## Source data
::::

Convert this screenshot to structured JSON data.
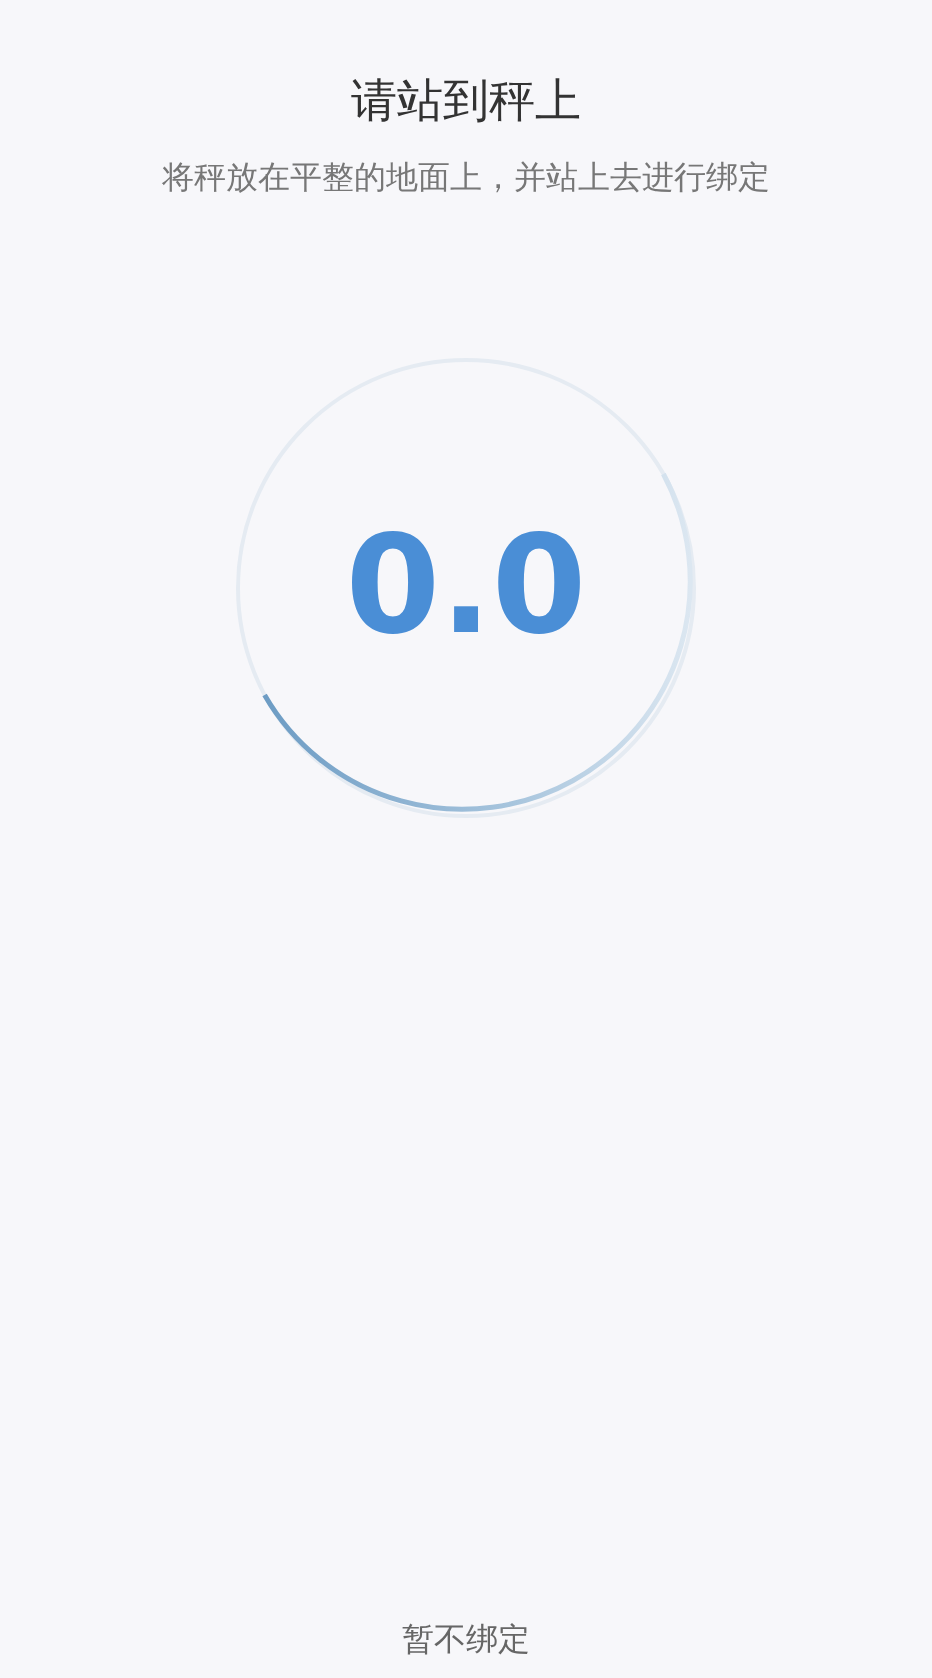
{
  "title": "请站到秤上",
  "subtitle": "将秤放在平整的地面上，并站上去进行绑定",
  "weight": "0.0",
  "skip_button": "暂不绑定"
}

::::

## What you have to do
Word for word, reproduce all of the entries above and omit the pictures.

## Problem solution
Convert this screenshot to structured JSON data.
{
  "title": "请站到秤上",
  "subtitle": "将秤放在平整的地面上，并站上去进行绑定",
  "weight": "0.0",
  "skip_button": "暂不绑定"
}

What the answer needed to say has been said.